“The ones that have drying bays, because this virus is even
more environmentally resistant to temperatures than (porcine reproductive and
respiratory syndrome), the recommendation is to dry those trailers at 150
degrees Fahrenheit for 20 minutes,” he said.
Connor advised producers to use materials and research
available through the National Pork Board’s www.pork.org website or through the
American Association of Swine Veterinarian’s website, www.aasv.org.
“There’s now updated information and brochures for
transporters, packing plants, manure applicators, sow buying stations and then a
white paper that summarizes how to deal with the virus in a sow herd as you look
at trying to eliminate that virus,” he said.
He urged producers in all types of hog operations to stay up
to date on the research and information. Connor has been involved in the working
groups through the National Pork and the AASV.
“Producers should procure all of that information, and they
can also, on www.pork.org, get the research studies that are in process. Those
are updated every two weeks to get the latest information as the studies start
to wind down,” he said.
Connor said even the operators of finishing facilities need
to be vigilant. While PEDV has the most impact and losses in suckling pig
populations, finishing facilities also could see outbreaks.
“They all need to pay attention. The difference is that,
just by nature of the virus, the high mortality is going to be in suckling pigs.
The wean-to-finish population or the nursery population or the finishing
population will have a very short-term diarrhea with almost no or low mortality
and quite good recovery. Whereas in the suckling pigs, because the herds have
not been exposed to the virus, the suckling pig mortality has generally been
almost 100 percent for a three-week time period and then it starts to taper off
over several weeks resulting in baby pig losses of equivalent to about five
weeks’ of production total,” he explained.
Connor said finishing facility operators need to maintain
“We still want our finishers to think about containment and
not move it to other facilities they would have onsite or offsite or to any
neighbors. Even though the mortality is generally low, the pigs will go through
a period of diarrhea for two to four days,” said Connor, who said finishing
facilities have the opportunity to be an endpoint for the virus.
“The important thing for the finishing side is if they can
contain it to that building or that population of pigs, when they empty that
building, then they’ve got the opportunity to eliminate that virus out of the
building, but it will take more work, more sanitation, a better, more intense

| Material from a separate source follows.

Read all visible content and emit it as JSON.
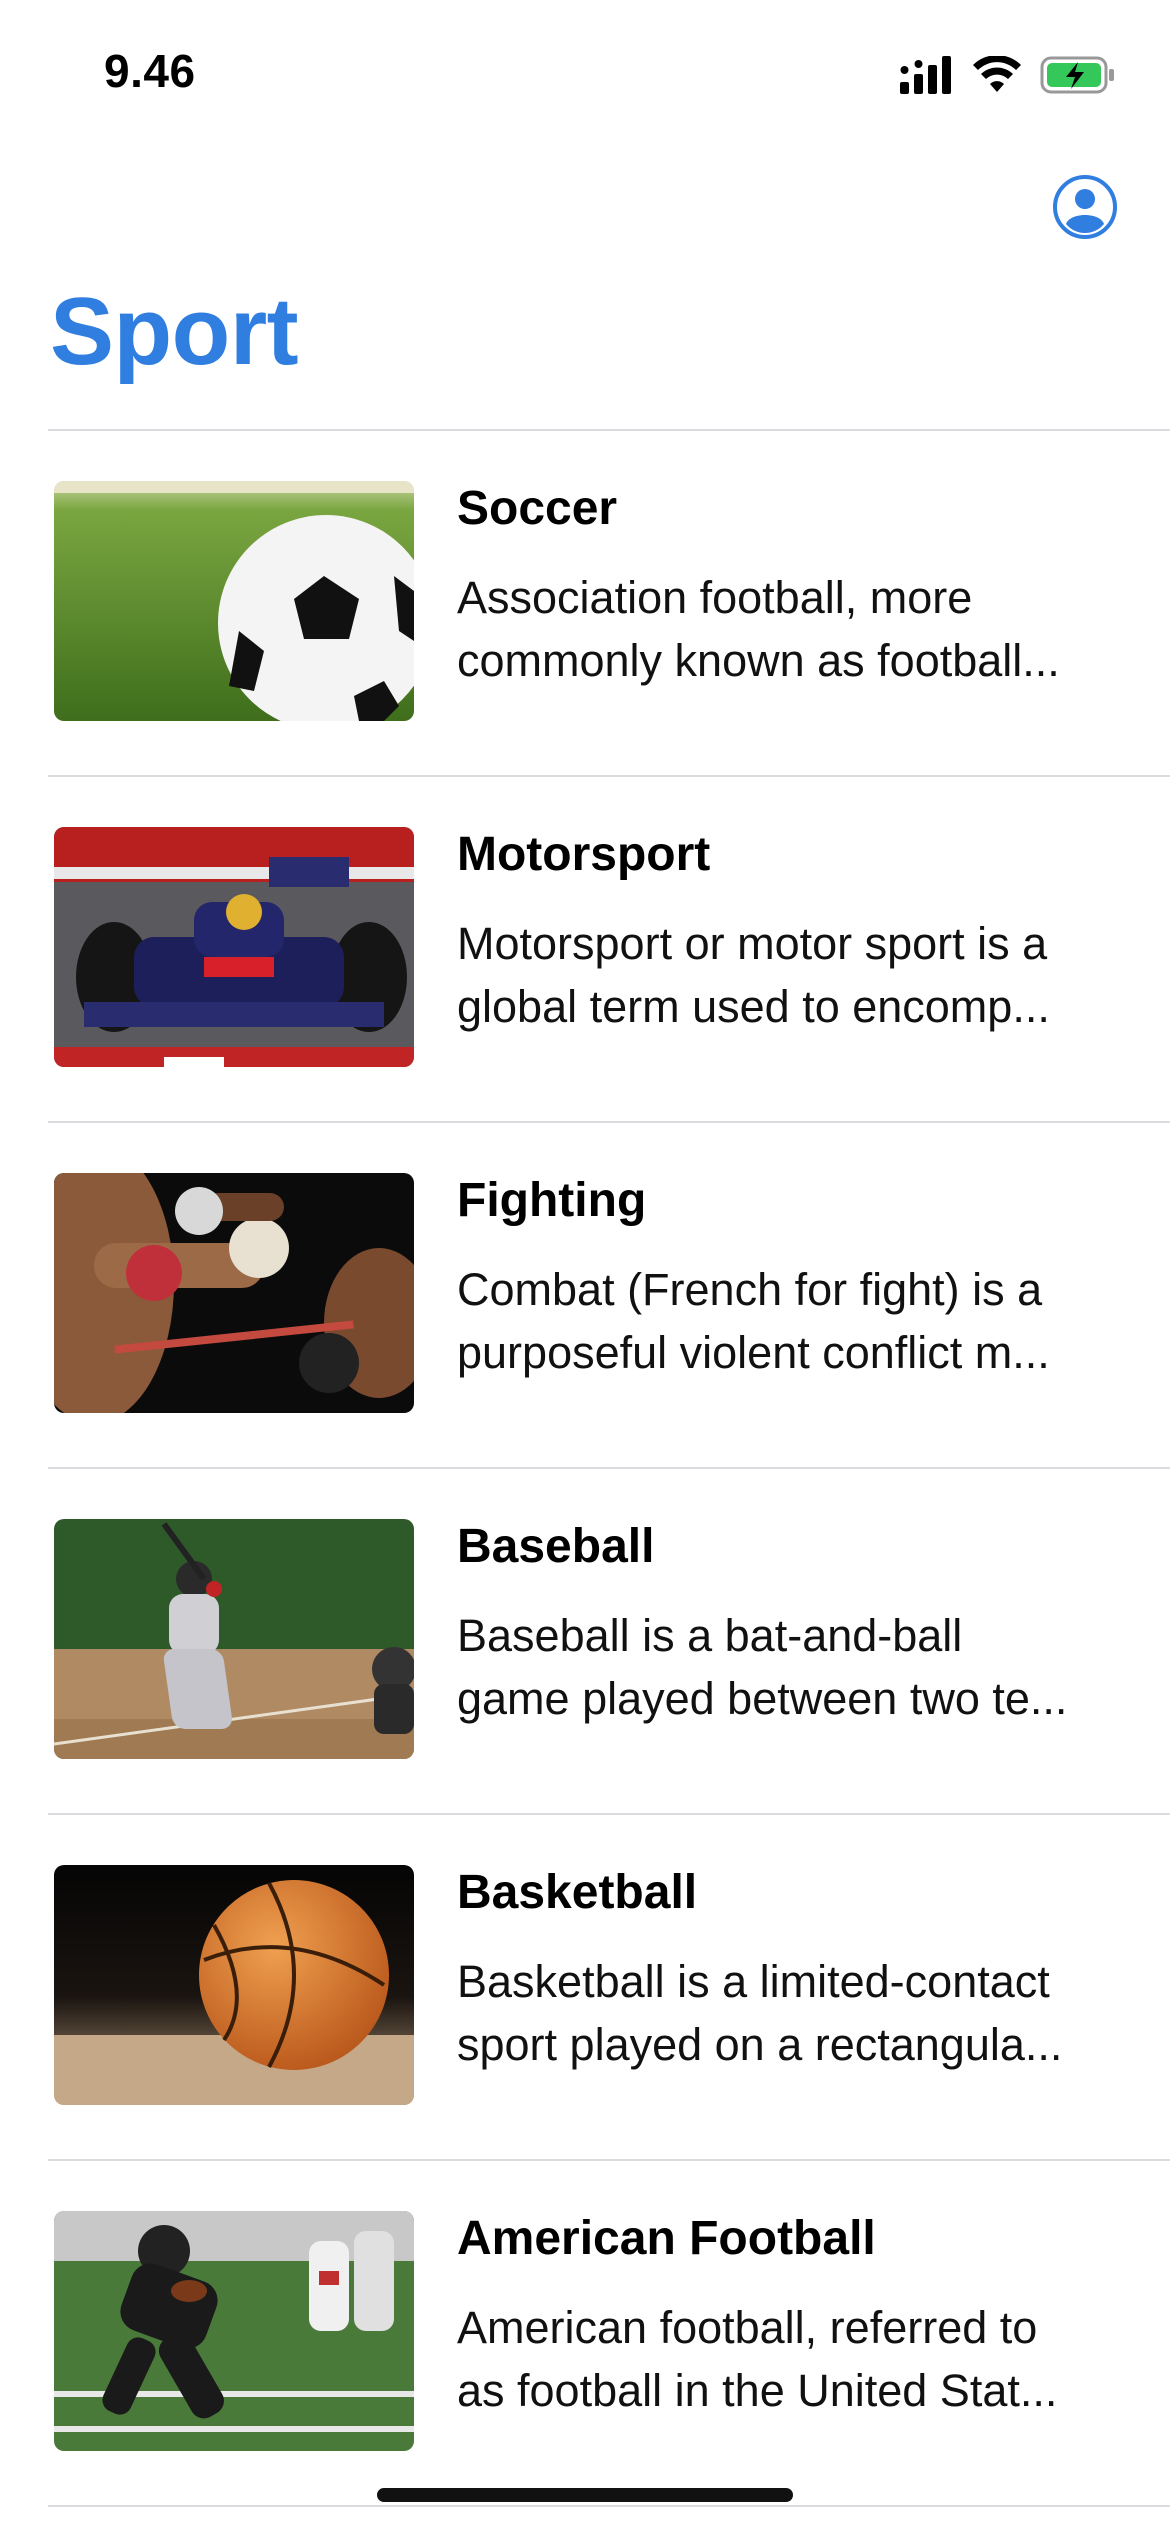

disinfection, but then the next turn of the barn, if they have a negative source
coming back in there, then they will have a facility that is clean and a
population that would remain negative through the flow,” he said.
He noted that one published report tracked the virus to
Anhui province in eastern China.
“There was a published report that it appears to have at
least originated from the Anhui province. We have known since the first cases
that the virus was 99.46 percent similar to the virus that was identified in
China. This is just a further refinement of identifying a little closer the
province or location,” he said.
The ultimate goal of the industry is to stop the spread of
the virus and eliminate it. Connor said it will take the cooperation of all
sectors to do that.
“I’d encourage them to really critically look at the
information that’s out and let’s help ourselves and see if we can contain it and
eventually move toward elimination,” he said.